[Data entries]

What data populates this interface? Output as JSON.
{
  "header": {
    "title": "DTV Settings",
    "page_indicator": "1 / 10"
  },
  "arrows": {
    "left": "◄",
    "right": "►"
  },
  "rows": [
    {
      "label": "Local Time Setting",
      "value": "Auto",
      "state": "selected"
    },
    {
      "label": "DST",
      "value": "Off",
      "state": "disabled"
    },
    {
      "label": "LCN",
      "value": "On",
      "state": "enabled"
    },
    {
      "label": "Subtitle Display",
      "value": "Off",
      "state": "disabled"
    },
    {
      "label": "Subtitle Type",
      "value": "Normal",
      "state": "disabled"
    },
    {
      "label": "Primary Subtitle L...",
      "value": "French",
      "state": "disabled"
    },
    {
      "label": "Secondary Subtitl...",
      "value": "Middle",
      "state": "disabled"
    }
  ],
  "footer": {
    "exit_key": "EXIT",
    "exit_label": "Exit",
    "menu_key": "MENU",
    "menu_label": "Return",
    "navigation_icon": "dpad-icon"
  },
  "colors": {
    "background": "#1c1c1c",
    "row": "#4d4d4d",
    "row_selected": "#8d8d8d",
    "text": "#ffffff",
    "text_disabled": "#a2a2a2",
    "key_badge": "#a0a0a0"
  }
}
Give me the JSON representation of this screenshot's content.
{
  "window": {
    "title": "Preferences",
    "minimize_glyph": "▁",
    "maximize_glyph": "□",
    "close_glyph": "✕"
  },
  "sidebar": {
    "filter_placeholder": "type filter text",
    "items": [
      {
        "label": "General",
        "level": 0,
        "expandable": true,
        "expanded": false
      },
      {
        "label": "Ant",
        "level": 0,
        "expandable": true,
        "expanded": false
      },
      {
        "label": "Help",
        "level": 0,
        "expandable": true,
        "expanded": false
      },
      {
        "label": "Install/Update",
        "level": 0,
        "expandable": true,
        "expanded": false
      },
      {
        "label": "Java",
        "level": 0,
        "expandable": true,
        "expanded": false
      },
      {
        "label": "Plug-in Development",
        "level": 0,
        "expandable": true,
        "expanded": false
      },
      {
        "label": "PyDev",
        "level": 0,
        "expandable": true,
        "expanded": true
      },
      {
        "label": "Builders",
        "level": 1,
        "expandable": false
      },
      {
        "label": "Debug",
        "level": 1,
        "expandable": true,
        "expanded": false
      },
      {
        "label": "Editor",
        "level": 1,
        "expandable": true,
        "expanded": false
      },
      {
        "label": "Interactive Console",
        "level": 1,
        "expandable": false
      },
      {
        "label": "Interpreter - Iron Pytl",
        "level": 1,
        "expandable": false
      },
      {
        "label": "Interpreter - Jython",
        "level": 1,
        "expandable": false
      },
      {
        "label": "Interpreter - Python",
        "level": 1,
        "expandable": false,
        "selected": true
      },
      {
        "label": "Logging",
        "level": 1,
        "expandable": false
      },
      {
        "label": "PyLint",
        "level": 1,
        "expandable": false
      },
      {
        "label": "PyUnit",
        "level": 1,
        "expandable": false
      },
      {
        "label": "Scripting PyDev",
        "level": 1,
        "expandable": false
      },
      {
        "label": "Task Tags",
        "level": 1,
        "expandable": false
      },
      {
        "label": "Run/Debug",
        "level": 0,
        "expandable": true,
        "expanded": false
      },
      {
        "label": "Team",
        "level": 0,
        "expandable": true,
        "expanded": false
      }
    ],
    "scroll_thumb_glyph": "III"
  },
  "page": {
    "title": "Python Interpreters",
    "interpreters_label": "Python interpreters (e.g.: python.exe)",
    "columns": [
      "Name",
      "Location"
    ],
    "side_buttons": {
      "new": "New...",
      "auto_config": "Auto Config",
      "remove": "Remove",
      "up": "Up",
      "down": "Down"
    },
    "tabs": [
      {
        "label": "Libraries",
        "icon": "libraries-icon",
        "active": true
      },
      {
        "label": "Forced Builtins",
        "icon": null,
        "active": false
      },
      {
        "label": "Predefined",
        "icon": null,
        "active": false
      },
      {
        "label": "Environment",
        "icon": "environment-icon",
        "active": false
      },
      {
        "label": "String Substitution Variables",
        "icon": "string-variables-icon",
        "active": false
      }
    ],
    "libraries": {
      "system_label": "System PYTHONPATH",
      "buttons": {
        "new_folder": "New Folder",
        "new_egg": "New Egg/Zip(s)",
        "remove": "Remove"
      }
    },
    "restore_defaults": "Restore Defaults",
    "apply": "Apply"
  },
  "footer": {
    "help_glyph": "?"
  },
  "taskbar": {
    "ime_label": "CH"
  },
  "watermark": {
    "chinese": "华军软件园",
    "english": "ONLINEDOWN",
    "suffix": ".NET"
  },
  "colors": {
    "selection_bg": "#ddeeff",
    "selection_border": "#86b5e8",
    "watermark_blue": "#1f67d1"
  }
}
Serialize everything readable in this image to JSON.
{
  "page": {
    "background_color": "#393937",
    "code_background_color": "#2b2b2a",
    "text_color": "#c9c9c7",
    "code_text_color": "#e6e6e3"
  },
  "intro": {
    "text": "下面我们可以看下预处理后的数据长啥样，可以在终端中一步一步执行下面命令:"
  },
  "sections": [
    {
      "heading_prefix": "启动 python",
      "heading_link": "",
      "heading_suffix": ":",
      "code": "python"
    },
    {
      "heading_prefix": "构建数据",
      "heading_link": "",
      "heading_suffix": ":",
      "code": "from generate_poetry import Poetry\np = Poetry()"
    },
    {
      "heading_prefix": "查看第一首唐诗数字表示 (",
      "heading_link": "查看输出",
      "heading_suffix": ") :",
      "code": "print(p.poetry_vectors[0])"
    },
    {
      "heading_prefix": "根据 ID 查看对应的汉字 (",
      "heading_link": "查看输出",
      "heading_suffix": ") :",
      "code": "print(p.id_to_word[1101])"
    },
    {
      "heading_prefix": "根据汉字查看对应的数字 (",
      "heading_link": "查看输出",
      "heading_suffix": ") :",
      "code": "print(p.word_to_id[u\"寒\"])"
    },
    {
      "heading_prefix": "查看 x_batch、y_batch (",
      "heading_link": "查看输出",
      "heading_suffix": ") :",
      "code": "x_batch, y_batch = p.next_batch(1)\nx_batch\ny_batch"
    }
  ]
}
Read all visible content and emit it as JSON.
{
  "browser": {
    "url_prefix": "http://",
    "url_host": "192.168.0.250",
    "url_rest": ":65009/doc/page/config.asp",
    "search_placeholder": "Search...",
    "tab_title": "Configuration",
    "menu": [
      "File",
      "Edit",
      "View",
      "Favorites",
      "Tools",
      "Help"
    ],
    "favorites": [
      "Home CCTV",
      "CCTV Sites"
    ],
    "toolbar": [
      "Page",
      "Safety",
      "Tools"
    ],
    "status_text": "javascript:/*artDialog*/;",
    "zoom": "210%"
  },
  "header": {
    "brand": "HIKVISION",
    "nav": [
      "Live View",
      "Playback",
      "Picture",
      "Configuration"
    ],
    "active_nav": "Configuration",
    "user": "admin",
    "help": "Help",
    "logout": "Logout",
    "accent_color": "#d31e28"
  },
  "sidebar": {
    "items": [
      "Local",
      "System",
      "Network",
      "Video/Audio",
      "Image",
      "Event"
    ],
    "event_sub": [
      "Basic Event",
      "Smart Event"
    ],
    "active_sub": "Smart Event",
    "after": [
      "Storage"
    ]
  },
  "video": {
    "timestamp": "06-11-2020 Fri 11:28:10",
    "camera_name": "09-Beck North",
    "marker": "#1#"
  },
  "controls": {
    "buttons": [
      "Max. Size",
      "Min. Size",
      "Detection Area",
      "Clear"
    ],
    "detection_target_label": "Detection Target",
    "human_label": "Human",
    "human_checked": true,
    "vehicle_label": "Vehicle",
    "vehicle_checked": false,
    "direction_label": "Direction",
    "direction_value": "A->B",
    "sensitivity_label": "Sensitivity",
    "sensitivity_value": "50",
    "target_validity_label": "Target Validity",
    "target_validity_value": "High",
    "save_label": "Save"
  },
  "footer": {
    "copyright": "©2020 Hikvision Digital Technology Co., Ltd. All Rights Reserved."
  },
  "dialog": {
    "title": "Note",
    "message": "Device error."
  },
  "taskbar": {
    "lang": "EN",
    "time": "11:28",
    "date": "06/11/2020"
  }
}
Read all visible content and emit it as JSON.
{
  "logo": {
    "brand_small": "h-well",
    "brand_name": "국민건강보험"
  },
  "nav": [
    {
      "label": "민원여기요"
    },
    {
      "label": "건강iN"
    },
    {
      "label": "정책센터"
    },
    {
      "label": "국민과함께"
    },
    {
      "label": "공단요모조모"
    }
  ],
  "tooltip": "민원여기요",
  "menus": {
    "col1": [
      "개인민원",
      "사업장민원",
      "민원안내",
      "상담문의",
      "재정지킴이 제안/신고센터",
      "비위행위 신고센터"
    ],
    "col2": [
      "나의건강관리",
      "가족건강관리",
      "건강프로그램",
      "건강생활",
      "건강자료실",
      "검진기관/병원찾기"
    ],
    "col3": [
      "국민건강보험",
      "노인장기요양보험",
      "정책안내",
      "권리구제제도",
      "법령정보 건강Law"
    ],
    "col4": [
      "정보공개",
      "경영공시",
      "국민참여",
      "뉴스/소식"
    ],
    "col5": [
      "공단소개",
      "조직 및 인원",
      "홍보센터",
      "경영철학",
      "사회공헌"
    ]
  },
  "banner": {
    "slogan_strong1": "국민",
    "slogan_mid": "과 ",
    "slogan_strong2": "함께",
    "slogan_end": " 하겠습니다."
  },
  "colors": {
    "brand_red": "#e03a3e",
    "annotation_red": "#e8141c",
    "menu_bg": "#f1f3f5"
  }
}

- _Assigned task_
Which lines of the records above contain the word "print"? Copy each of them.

- _Answer box_
      "code": "print(p.poetry_vectors[0])"
      "code": "print(p.id_to_word[1101])"
      "code": "print(p.word_to_id[u\"寒\"])"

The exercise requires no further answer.